# WHAT YOU WILL DO
Here are some entries; quote each one exactly.

[Excerpts from a dataset]
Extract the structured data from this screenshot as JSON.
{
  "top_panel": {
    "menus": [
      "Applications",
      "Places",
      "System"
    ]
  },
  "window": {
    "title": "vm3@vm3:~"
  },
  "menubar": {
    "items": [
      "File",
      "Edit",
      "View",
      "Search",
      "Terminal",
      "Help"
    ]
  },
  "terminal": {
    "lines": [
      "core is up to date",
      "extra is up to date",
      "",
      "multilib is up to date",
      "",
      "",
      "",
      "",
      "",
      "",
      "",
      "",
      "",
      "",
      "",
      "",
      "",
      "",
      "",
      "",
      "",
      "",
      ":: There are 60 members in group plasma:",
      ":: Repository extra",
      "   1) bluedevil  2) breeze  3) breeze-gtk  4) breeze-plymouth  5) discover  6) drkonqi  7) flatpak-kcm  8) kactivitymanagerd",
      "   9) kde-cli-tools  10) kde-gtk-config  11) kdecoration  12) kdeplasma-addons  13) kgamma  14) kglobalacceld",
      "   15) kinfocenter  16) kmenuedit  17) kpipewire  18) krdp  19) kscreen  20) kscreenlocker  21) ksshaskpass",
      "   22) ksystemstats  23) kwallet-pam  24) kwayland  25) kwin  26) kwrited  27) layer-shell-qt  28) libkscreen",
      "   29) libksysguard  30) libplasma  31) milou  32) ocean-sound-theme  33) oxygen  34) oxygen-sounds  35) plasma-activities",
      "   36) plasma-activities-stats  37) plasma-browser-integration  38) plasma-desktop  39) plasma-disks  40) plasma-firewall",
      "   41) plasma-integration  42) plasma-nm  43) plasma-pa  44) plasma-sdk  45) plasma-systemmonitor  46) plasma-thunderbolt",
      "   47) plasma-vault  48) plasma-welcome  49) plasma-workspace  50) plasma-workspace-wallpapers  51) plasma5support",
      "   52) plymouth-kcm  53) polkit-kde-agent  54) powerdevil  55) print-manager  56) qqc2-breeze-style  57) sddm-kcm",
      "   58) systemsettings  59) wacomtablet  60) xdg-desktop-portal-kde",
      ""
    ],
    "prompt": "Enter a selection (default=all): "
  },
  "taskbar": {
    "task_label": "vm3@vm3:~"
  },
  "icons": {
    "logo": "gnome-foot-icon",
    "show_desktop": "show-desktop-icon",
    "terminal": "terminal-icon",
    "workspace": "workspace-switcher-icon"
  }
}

# TASK ANSWER
Extract the structured data from this screenshot as JSON.
{
  "top_panel": {
    "menus": [
      "Applications",
      "Places",
      "System"
    ]
  },
  "window": {
    "title": "vm3@vm3:~"
  },
  "menubar": {
    "items": [
      "File",
      "Edit",
      "View",
      "Search",
      "Terminal",
      "Help"
    ]
  },
  "terminal": {
    "lines": [
      "core is up to date",
      "extra is up to date",
      "",
      "multilib is up to date",
      "",
      "",
      "",
      "",
      "",
      "",
      "",
      "",
      "",
      "",
      "",
      "",
      "",
      "",
      "",
      "",
      "",
      "",
      ":: There are 60 members in group plasma:",
      ":: Repository extra",
      "   1) bluedevil  2) breeze  3) breeze-gtk  4) breeze-plymouth  5) discover  6) drkonqi  7) flatpak-kcm  8) kactivitymanagerd",
      "   9) kde-cli-tools  10) kde-gtk-config  11) kdecoration  12) kdeplasma-addons  13) kgamma  14) kglobalacceld",
      "   15) kinfocenter  16) kmenuedit  17) kpipewire  18) krdp  19) kscreen  20) kscreenlocker  21) ksshaskpass",
      "   22) ksystemstats  23) kwallet-pam  24) kwayland  25) kwin  26) kwrited  27) layer-shell-qt  28) libkscreen",
      "   29) libksysguard  30) libplasma  31) milou  32) ocean-sound-theme  33) oxygen  34) oxygen-sounds  35) plasma-activities",
      "   36) plasma-activities-stats  37) plasma-browser-integration  38) plasma-desktop  39) plasma-disks  40) plasma-firewall",
      "   41) plasma-integration  42) plasma-nm  43) plasma-pa  44) plasma-sdk  45) plasma-systemmonitor  46) plasma-thunderbolt",
      "   47) plasma-vault  48) plasma-welcome  49) plasma-workspace  50) plasma-workspace-wallpapers  51) plasma5support",
      "   52) plymouth-kcm  53) polkit-kde-agent  54) powerdevil  55) print-manager  56) qqc2-breeze-style  57) sddm-kcm",
      "   58) systemsettings  59) wacomtablet  60) xdg-desktop-portal-kde",
      ""
    ],
    "prompt": "Enter a selection (default=all): "
  },
  "taskbar": {
    "task_label": "vm3@vm3:~"
  },
  "icons": {
    "logo": "gnome-foot-icon",
    "show_desktop": "show-desktop-icon",
    "terminal": "terminal-icon",
    "workspace": "workspace-switcher-icon"
  }
}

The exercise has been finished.